- Entertainment: the resorts we’ve stayed at have always had some sort of entertainment or activities throughout the day, as well as evening entertainment. It’s usually beach volleyball, bingo, dancing lessons or other water sports, followed by karaoke, dancing, live music and an evening show. The entertainment and activities are not for everyone, but if you are looking to be more active and social, the nicer resorts typically have an entertainment crew whose job is to ensure people are having a good time.
- Relaxation: You can literally do as much or as little activity as you want on your all-inclusive vacation. I prefer to do as little as possible – aside from reading, tanning and floating in the pool.

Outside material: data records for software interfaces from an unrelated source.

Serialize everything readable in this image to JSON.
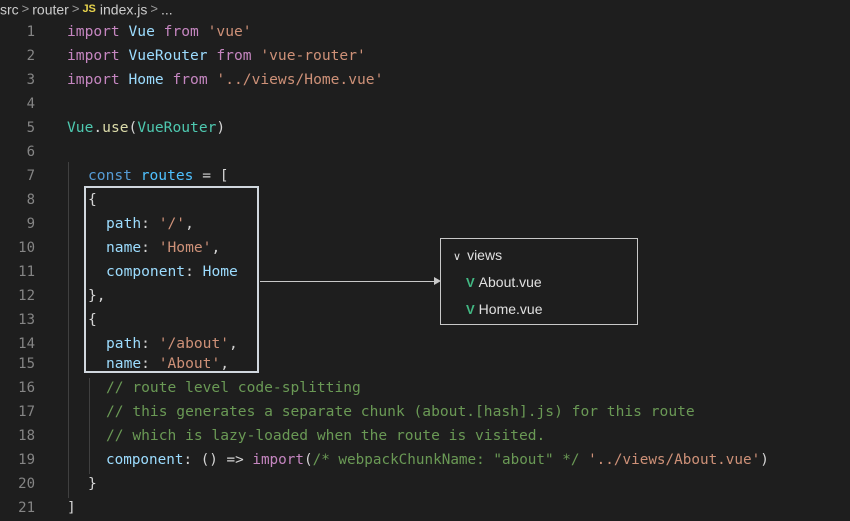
{
  "breadcrumb": {
    "part1": "src",
    "part2": "router",
    "file": "index.js",
    "more": "...",
    "sep": ">",
    "file_badge": "JS"
  },
  "line_numbers": [
    "1",
    "2",
    "3",
    "4",
    "5",
    "6",
    "7",
    "8",
    "9",
    "10",
    "11",
    "12",
    "13",
    "14",
    "15",
    "16",
    "17",
    "18",
    "19",
    "20",
    "21"
  ],
  "code": {
    "l1": {
      "kw": "import",
      "id": "Vue",
      "from": "from",
      "str": "'vue'"
    },
    "l2": {
      "kw": "import",
      "id": "VueRouter",
      "from": "from",
      "str": "'vue-router'"
    },
    "l3": {
      "kw": "import",
      "id": "Home",
      "from": "from",
      "str": "'../views/Home.vue'"
    },
    "l5": {
      "obj": "Vue",
      "dot": ".",
      "fn": "use",
      "open": "(",
      "arg": "VueRouter",
      "close": ")"
    },
    "l7": {
      "kw": "const",
      "id": "routes",
      "rest": " = ["
    },
    "l8": "{",
    "l9": {
      "key": "path",
      "colon": ": ",
      "str": "'/'",
      "comma": ","
    },
    "l10": {
      "key": "name",
      "colon": ": ",
      "str": "'Home'",
      "comma": ","
    },
    "l11": {
      "key": "component",
      "colon": ": ",
      "val": "Home"
    },
    "l12": "},",
    "l13": "{",
    "l14": {
      "key": "path",
      "colon": ": ",
      "str": "'/about'",
      "comma": ","
    },
    "l15": {
      "key": "name",
      "colon": ": ",
      "str": "'About'",
      "comma": ","
    },
    "l16": "// route level code-splitting",
    "l17": "// this generates a separate chunk (about.[hash].js) for this route",
    "l18": "// which is lazy-loaded when the route is visited.",
    "l19": {
      "key": "component",
      "colon": ": ",
      "arrow": "() => ",
      "fn": "import",
      "open": "(",
      "cmt": "/* webpackChunkName: \"about\" */",
      "sp": " ",
      "str": "'../views/About.vue'",
      "close": ")"
    },
    "l20": "}",
    "l21": "]"
  },
  "file_tree": {
    "folder": "views",
    "folder_icon": "chevron-down-icon",
    "items": [
      {
        "label": "About.vue",
        "icon": "vue-icon"
      },
      {
        "label": "Home.vue",
        "icon": "vue-icon"
      }
    ],
    "vue_glyph": "V",
    "chevron_glyph": "∨"
  },
  "colors": {
    "background": "#1e1e1e",
    "keyword_control": "#c586c0",
    "keyword_decl": "#569cd6",
    "variable": "#9cdcfe",
    "class": "#4ec9b0",
    "function": "#dcdcaa",
    "string": "#ce9178",
    "comment": "#6a9955",
    "vue_green": "#42b883"
  }
}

- Excursions: If you want to leave the resort, you can usually book excursions through the resort to see local attractions. This is a popular pick because you know that you will be returned to your resort. If you are more adventurous, you could do your own sight-seeing – it totally depends on your comfort level.
- Food and drink: There is typically a variety of food and drink available 24 hours a day. As I will mention below, the nicer resorts (in my experience) have always had better food.
- Crowds/Lines: There can often be a lot of waiting and crowding at all-inclusive resorts. Especially during arrival at check-in, at pool or beach bars and at the buffet.
- Bad weather: If there is a lot of rain, there may be limited indoor space to hang-out in at the resort, which means you might be stuck in your room.
- Food selection: In my experience, I’ve had both terrible and excellent food experiences. Typically, the nicer the resort, the better the selection. So, buyer beware if you are staying at a cheaper hotel.
- Comfort: Depending on your preferences, the rooms may not meet your expected level of comfort. For example, in Cuba the beds were rather firm and rooms were less luxurious (even at the 5-star resort we stayed at), however in Mexico, the beds were more comfortable and rooms had more amenities.
- Excursions: The excursions can be pricey and some of the ones I went on previously were of questionable safety. If you plan to do excursions, research them in advance.
- Available beach/pool chairs can be scarce: Let’s be real here – people are reserving chairs at the pool and the beach. You know, just in case they want to sit somewhere else later in the day. I don’t mind chair reservations, if the people are actually using the chairs. Most resorts say you can’t reserve chairs, but people have done it at every resort I’ve been to.
It’s important to remember that other countries don’t all have the same standard of what 3-star, 4-star, or 5-star service mean in Canada or the United States. If you do your research, read reviews, and book carefully you will be better-prepared.
Ultimately, when it comes to all-inclusive vacations, I think it’s safe to say: you get what you pay for.